In a section on "The Palatial Ruins of Clipstone", F. Sissons in his Beauties of Sherwood Forest (1888) (see Quotations below) tells his readers that according to tradition the meeting between Robin Hood and Richard Lionheart took place near Clipstone. Although there is no evidence of this, the tradition he refers to may have been connected with Robin Hood Close, but as he also refers to Scott's Ivanhoe, one may wonder whether this, rather than local tradition, was not in fact his source.

Quotations
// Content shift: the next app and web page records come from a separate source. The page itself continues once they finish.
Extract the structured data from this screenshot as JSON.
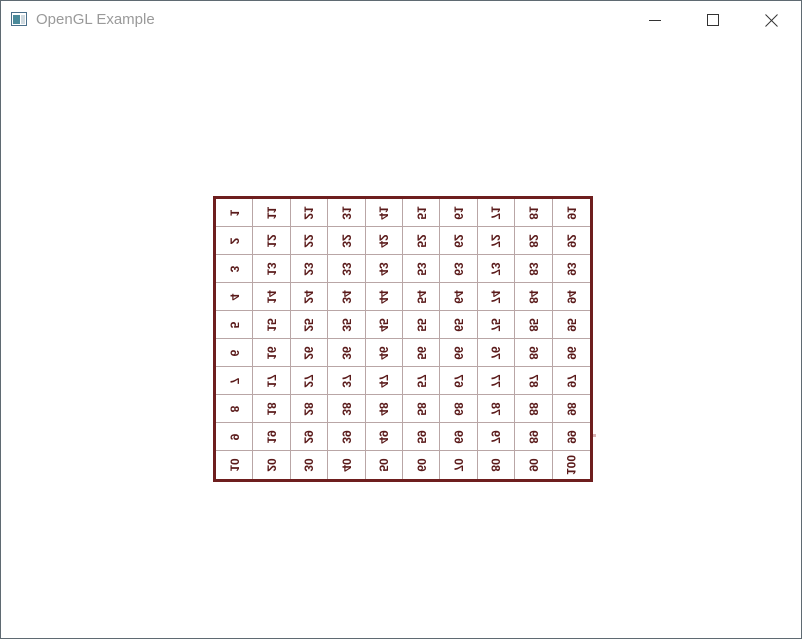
{
  "window": {
    "title": "OpenGL Example"
  },
  "icons": {
    "app": "opengl-window-icon",
    "minimize": "minimize-icon",
    "maximize": "maximize-icon",
    "close": "close-icon"
  },
  "colors": {
    "board_border": "#6e1e1e",
    "number_text": "#5a1a1a",
    "grid_line": "#b9a6a6"
  },
  "board": {
    "rows": 10,
    "columns": 10,
    "cells": [
      "1",
      "11",
      "21",
      "31",
      "41",
      "51",
      "61",
      "71",
      "81",
      "91",
      "2",
      "12",
      "22",
      "32",
      "42",
      "52",
      "62",
      "72",
      "82",
      "92",
      "3",
      "13",
      "23",
      "33",
      "43",
      "53",
      "63",
      "73",
      "83",
      "93",
      "4",
      "14",
      "24",
      "34",
      "44",
      "54",
      "64",
      "74",
      "84",
      "94",
      "5",
      "15",
      "25",
      "35",
      "45",
      "55",
      "65",
      "75",
      "85",
      "95",
      "6",
      "16",
      "26",
      "36",
      "46",
      "56",
      "66",
      "76",
      "86",
      "96",
      "7",
      "17",
      "27",
      "37",
      "47",
      "57",
      "67",
      "77",
      "87",
      "97",
      "8",
      "18",
      "28",
      "38",
      "48",
      "58",
      "68",
      "78",
      "88",
      "98",
      "9",
      "19",
      "29",
      "39",
      "49",
      "59",
      "69",
      "79",
      "89",
      "99",
      "10",
      "20",
      "30",
      "40",
      "50",
      "60",
      "70",
      "80",
      "90",
      "100"
    ]
  }
}
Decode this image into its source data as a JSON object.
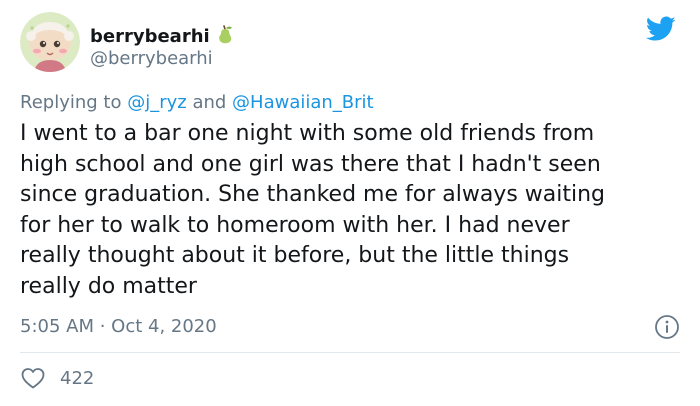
{
  "user": {
    "display_name": "berrybearhi",
    "handle": "@berrybearhi"
  },
  "reply": {
    "prefix": "Replying to ",
    "mention1": "@j_ryz",
    "conjunction": " and ",
    "mention2": "@Hawaiian_Brit"
  },
  "tweet": {
    "text": "I went to a bar one night with some old friends from\nhigh school and one girl was there that I hadn't seen\nsince graduation. She thanked me for always waiting\nfor her to walk to homeroom with her. I had never\nreally thought about it before, but the little things\nreally do matter",
    "timestamp": "5:05 AM · Oct 4, 2020"
  },
  "stats": {
    "likes": "422"
  },
  "icons": {
    "logo": "twitter-bird-icon",
    "name_emoji": "pear-icon",
    "info": "info-icon",
    "like": "heart-icon"
  },
  "colors": {
    "brand": "#1da1f2",
    "link": "#1b95e0",
    "secondary_text": "#657786",
    "primary_text": "#14171a"
  }
}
[F. Sissons. Sissons's "Beauties of Sherwood Forest" (1888):] Tradition says that it was near Clipstone that Richard Coeur de Lion, becoming accidentally separated from his followers, was surrounded by Robin Hood and his famous band of outlaws. Questioned by the stout-hearted stalwart monarch, Robin, attired in his usual suit of Lincoln green, revealed his incognito to the king, telling him that he and his bold companions were there to do homage to his majesty. This pleased the king so much that he invited him to Westminster, whither it is said the daring outlaw went. But of such old-world tales where can the lover of half-romance, [p. 83:] half- fact, be better entertained than in the matchless "Ivanhoe" of Sir Walter Scott.[5]
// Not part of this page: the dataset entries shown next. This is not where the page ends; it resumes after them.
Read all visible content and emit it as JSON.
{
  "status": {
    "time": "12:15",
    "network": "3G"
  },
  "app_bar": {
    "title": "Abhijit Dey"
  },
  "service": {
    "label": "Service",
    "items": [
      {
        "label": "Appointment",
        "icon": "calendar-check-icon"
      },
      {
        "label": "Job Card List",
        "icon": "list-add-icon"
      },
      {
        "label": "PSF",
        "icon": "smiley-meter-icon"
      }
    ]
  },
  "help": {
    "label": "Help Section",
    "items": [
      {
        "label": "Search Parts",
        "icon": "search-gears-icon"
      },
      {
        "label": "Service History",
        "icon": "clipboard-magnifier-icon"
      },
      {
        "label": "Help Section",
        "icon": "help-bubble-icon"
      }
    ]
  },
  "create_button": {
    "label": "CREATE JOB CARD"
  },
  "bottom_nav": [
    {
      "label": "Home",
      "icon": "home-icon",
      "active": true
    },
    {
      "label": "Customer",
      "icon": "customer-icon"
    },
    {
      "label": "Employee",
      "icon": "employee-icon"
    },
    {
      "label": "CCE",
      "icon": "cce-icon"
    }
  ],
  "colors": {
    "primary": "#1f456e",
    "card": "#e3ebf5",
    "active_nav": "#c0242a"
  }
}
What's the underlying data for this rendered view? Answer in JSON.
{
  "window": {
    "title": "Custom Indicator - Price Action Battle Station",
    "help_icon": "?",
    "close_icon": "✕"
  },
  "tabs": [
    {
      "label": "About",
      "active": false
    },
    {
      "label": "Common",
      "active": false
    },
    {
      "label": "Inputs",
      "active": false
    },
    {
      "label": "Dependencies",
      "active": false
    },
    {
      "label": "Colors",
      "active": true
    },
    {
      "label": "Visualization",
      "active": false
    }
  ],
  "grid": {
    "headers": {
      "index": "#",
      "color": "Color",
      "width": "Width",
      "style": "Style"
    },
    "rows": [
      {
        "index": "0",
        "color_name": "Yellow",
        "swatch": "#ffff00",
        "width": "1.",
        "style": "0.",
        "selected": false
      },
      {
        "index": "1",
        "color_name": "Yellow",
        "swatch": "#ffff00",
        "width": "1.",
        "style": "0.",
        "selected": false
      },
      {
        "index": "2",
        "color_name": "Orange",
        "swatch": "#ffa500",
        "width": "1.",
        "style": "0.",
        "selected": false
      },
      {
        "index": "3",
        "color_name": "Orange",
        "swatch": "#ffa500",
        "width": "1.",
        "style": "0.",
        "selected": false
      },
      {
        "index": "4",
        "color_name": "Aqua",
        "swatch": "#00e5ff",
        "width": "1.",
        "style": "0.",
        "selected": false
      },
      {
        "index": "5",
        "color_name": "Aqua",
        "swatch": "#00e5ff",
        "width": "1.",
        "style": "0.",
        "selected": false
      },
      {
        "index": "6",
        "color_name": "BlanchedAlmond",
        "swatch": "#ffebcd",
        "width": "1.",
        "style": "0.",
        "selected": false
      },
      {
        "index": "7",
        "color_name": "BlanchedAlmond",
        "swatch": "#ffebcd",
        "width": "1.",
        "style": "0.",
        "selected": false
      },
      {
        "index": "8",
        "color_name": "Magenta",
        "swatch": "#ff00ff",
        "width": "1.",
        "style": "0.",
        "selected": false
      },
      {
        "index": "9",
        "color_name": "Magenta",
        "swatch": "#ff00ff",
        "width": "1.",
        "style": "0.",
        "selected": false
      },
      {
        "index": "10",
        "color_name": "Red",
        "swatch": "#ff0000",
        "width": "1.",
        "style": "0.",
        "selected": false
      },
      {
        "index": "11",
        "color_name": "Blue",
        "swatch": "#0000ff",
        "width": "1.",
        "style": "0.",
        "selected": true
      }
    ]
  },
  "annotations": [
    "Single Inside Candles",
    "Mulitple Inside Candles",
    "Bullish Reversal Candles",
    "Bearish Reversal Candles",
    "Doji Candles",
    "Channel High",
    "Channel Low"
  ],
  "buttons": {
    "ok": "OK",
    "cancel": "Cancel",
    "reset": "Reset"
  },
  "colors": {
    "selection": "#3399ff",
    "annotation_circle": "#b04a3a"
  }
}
Gazetteers

MS Sources

  • 1766 Enclosure map. At Welbeck Abbey[6]
  • 1841 Tithe award for Clipstone, Edwinstowe, online at the Genealogist.co.uk, piece 26, sub-piece 030, image 271, plot 138 (requires paid subscription)
  • Accompanying map, online at the Genealogist.co.uk, piece 26, sub-piece 30, sub-image 001 (requires paid subscription).

Maps

Discussion

Background

Also see

Notes

  1. Gaunt, Andy. The King's Houses: a Geophysical Resistance Survey of King John's Palace, Clipstone, Nottinghamshire (NCA-018) ([West Bridgford, Nottinghamshire], [2011]), see p. 20; Gaunt, Andy. Clipstone Park and the Kings Houses: Reconstructing and Interpreting a Medieval Landscape through Non-Invasive Techniques. MA thesis (University of Birmingham, 2011), see p. 17.
  2. 1841 Tithe award for Clipstone, Edwinstowe, online at the Genealogist.co.uk, piece 26, sub-piece 030, image 271, plot 138 (requires paid subscription); accompanying map, online at the Genealogist.co.uk, piece 26, sub-piece 30, sub-image 001 (requires paid subscription).
  3. Gaunt, Andy. The King's Houses: a Geophysical Resistance Survey of King John's Palace, Clipstone, Nottinghamshire (NCA-018) ([West Bridgford, Nottinghamshire], [2011]), see pp. 10, 11 (figs. 10-11), 16 (figs. 12-14).
  4. Gaunt, Andy. The King's Houses: a Geophysical Resistance Survey of King John's Palace, Clipstone, Nottinghamshire (NCA-018) ([West Bridgford, Nottinghamshire], [2011]), see p. 18.
  5. Sissons, F. Sissons's "Beauties of Sherwood Forest:" A Guide to the "Dukeries" and Worksop (Worksop; London, 1888), p. 83-84.
  6. Not seen, but cf. Gaunt, Andy. The King's Houses: a Geophysical Resistance Survey of King John's Palace, Clipstone, Nottinghamshire (NCA-018) ([West Bridgford, Nottinghamshire], [2011]), see p. 20; Gaunt, Andy. Clipstone Park and the Kings Houses: Reconstructing and Interpreting a Medieval Landscape through Non-Invasive Techniques. MA thesis (University of Birmingham, 2011), see p. 17.
  7. 7.0 7.1 7.2 7.3 7.4 7.5 7.6 7.7 7.8 Not seen.